**WORK TO COMPLETE**. Skipping all pictures, please restate word for word the lines from the one that contains "Enumerate this screenshot's" through the last line of the entries.

**TASK INPUT**.
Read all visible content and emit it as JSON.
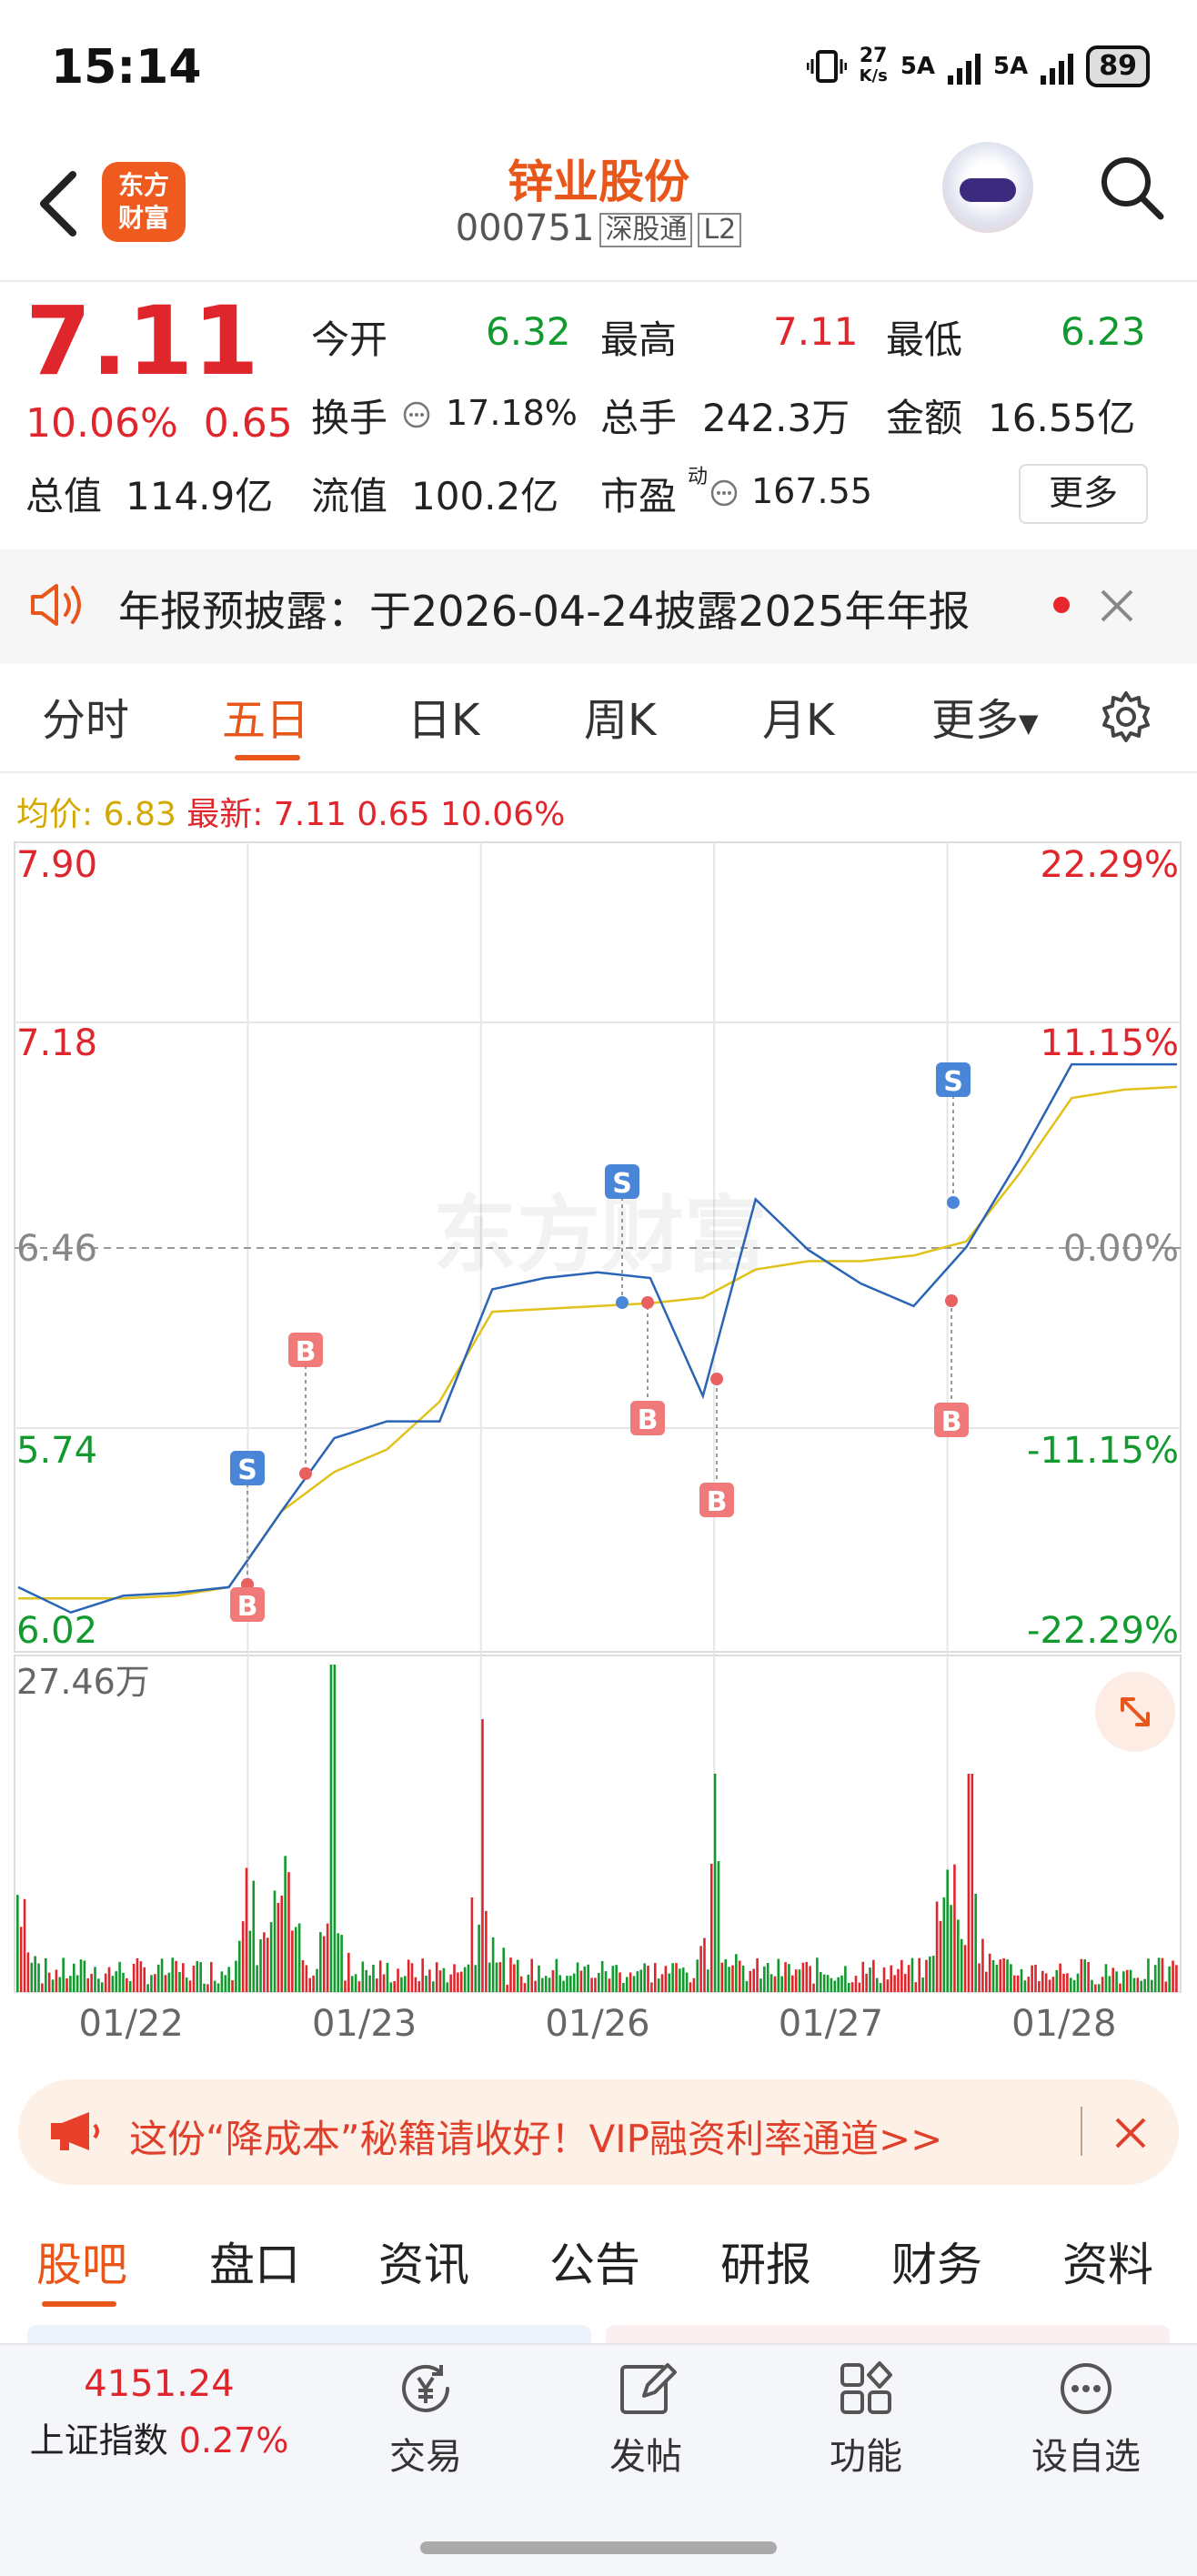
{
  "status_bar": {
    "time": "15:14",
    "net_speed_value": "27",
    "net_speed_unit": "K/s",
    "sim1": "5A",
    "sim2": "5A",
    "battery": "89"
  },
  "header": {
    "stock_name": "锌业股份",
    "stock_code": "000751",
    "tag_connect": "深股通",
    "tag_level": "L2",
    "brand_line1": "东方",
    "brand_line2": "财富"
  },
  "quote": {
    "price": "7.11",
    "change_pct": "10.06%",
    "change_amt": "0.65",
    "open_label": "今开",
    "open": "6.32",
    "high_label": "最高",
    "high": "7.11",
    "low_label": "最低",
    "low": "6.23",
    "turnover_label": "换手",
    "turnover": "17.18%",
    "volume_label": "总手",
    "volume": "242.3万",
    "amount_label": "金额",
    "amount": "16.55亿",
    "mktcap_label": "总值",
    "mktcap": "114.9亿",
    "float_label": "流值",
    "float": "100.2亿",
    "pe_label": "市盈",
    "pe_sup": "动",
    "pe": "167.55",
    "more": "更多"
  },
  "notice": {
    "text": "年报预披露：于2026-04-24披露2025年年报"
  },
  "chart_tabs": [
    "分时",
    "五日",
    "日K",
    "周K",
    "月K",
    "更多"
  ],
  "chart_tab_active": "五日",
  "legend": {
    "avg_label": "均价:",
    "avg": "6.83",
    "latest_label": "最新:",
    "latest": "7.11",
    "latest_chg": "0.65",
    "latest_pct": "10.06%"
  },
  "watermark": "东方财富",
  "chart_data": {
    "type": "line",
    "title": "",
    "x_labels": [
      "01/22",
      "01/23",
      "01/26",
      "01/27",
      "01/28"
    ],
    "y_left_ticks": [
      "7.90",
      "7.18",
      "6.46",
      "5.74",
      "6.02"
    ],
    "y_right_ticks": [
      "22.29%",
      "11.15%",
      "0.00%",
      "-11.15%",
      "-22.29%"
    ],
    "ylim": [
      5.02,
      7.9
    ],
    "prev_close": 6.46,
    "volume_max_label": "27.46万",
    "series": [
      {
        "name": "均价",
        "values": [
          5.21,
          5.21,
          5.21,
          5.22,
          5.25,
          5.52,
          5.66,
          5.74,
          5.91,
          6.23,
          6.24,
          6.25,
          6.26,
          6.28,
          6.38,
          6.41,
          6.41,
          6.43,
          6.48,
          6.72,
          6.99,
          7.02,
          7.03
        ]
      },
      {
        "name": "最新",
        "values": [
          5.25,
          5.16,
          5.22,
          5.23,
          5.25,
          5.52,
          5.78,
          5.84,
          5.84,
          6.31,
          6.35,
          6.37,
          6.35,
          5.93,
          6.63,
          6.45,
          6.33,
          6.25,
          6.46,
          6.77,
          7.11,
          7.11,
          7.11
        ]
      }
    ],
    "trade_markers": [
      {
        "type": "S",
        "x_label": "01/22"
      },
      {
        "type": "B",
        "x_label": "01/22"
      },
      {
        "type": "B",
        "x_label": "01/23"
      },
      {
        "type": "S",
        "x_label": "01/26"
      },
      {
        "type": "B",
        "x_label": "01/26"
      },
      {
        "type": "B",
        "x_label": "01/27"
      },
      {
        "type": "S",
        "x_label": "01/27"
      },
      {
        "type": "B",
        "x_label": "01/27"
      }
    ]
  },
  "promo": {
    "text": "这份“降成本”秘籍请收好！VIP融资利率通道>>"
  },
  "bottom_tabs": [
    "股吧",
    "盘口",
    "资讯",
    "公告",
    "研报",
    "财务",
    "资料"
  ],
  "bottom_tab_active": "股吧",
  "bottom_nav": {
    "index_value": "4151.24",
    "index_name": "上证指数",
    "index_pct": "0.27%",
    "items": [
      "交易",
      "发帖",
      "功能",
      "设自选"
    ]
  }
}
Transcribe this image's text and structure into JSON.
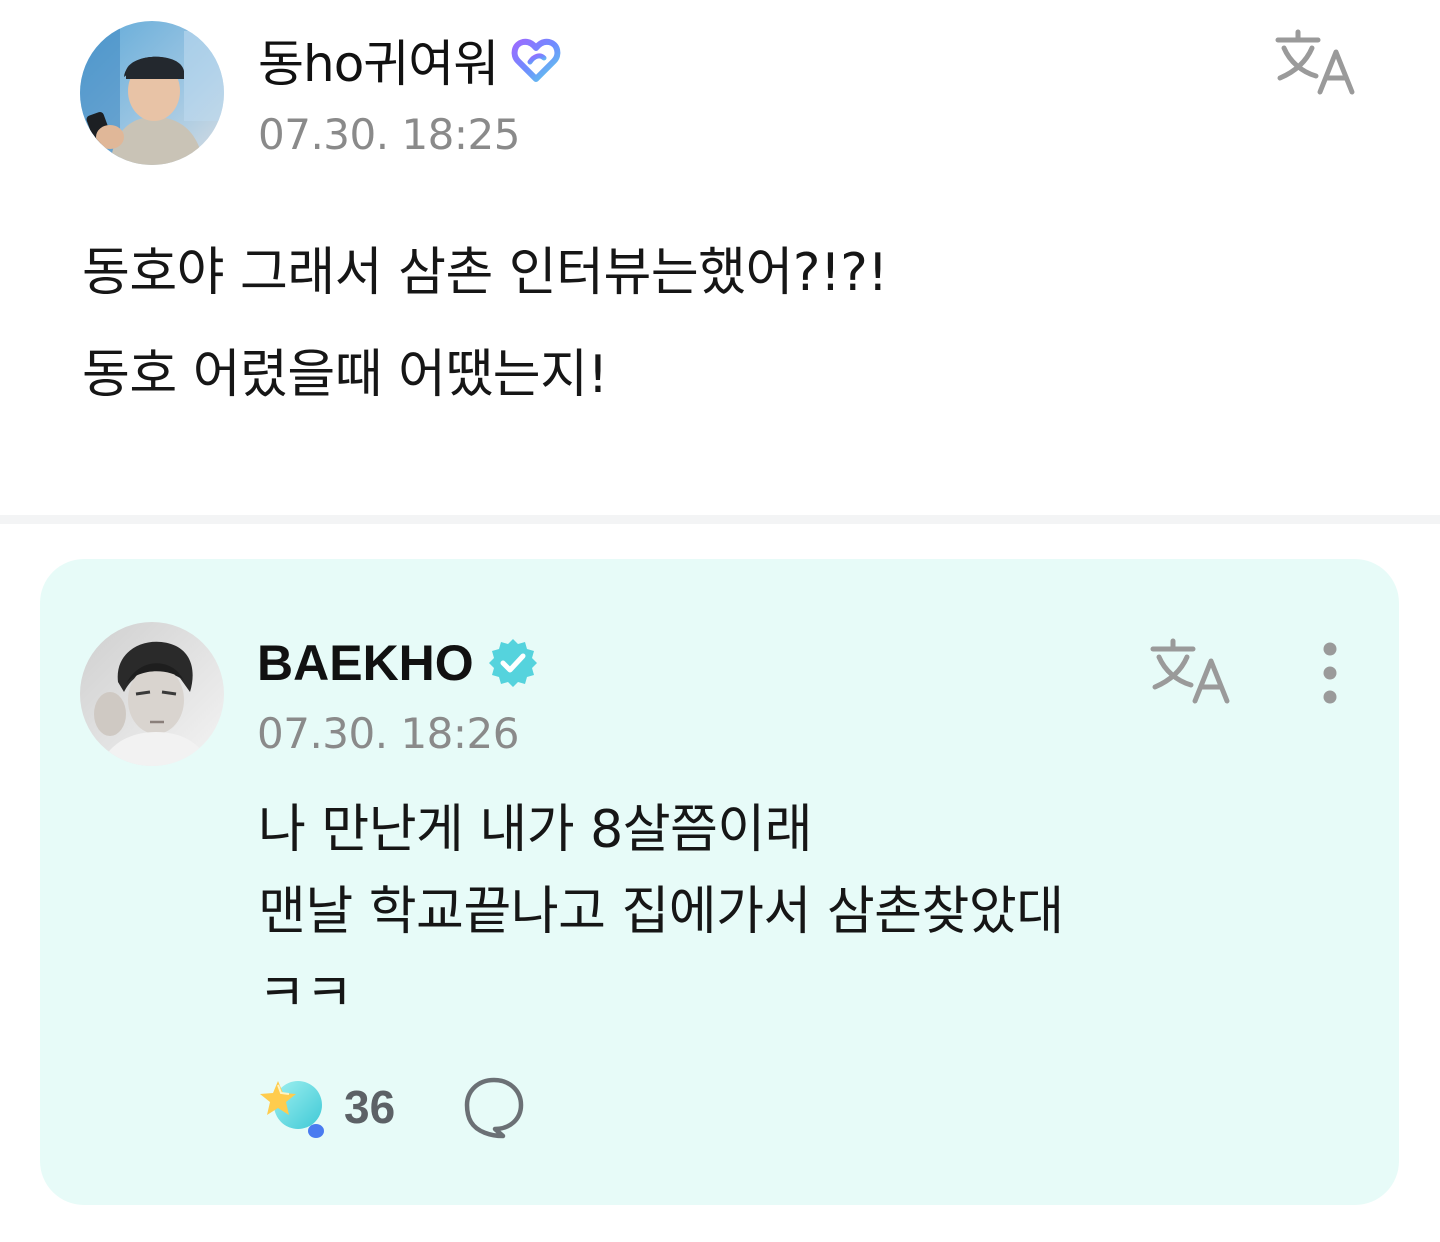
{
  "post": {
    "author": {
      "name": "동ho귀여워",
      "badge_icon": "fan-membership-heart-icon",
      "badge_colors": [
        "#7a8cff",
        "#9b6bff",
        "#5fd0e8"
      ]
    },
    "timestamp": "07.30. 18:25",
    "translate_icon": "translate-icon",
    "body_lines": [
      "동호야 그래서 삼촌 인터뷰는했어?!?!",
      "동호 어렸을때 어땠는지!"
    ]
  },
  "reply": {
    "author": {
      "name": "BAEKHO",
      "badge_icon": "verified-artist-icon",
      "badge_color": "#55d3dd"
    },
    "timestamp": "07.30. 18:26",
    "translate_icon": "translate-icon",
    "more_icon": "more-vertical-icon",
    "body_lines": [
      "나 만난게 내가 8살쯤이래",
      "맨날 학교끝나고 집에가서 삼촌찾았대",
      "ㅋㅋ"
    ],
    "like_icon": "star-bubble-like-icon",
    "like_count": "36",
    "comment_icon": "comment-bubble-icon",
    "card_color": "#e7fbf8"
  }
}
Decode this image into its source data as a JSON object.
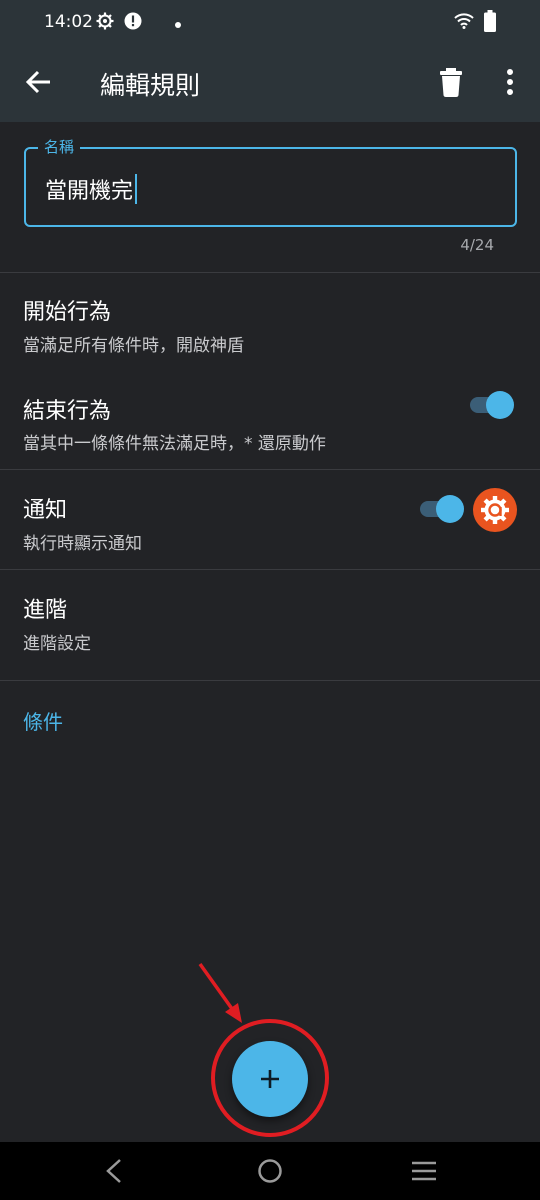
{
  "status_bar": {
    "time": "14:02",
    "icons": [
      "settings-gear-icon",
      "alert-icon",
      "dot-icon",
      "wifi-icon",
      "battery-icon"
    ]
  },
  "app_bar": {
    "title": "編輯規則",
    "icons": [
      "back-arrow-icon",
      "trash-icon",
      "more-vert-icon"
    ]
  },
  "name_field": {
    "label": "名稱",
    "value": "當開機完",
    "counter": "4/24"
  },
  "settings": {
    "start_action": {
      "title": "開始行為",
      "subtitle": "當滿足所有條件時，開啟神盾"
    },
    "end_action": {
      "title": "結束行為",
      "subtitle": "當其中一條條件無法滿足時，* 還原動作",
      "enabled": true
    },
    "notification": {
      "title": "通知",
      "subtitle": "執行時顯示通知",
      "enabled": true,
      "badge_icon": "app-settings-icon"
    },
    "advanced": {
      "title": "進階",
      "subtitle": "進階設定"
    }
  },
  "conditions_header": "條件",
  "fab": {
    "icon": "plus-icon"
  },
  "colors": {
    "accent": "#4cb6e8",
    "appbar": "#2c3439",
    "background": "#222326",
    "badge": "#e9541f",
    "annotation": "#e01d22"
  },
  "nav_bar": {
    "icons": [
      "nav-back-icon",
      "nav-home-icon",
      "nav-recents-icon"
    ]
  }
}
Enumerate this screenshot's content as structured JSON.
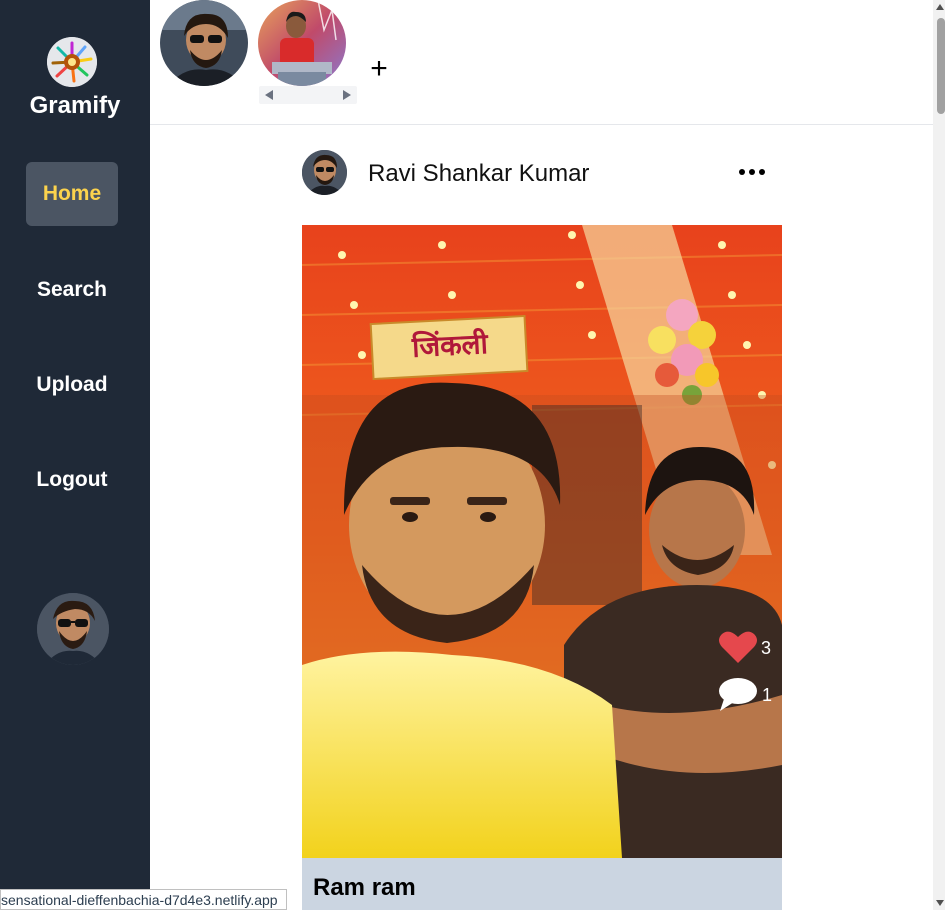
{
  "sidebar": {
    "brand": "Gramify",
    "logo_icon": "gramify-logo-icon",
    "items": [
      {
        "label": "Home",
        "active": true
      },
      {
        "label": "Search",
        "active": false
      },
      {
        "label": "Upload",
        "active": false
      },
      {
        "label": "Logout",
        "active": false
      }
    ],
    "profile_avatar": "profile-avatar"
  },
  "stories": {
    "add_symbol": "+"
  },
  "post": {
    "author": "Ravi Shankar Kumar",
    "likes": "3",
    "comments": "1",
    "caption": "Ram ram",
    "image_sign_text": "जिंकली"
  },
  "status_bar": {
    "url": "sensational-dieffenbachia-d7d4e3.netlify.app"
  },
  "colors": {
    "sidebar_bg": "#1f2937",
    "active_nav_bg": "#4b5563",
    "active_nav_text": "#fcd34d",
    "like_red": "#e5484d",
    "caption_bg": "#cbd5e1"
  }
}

**EXERCISE RESPONSE**.
Enumerate this screenshot's content as structured JSON.
{
  "sidebar": {
    "brand": "Gramify",
    "logo_icon": "gramify-logo-icon",
    "items": [
      {
        "label": "Home",
        "active": true
      },
      {
        "label": "Search",
        "active": false
      },
      {
        "label": "Upload",
        "active": false
      },
      {
        "label": "Logout",
        "active": false
      }
    ],
    "profile_avatar": "profile-avatar"
  },
  "stories": {
    "add_symbol": "+"
  },
  "post": {
    "author": "Ravi Shankar Kumar",
    "likes": "3",
    "comments": "1",
    "caption": "Ram ram",
    "image_sign_text": "जिंकली"
  },
  "status_bar": {
    "url": "sensational-dieffenbachia-d7d4e3.netlify.app"
  },
  "colors": {
    "sidebar_bg": "#1f2937",
    "active_nav_bg": "#4b5563",
    "active_nav_text": "#fcd34d",
    "like_red": "#e5484d",
    "caption_bg": "#cbd5e1"
  }
}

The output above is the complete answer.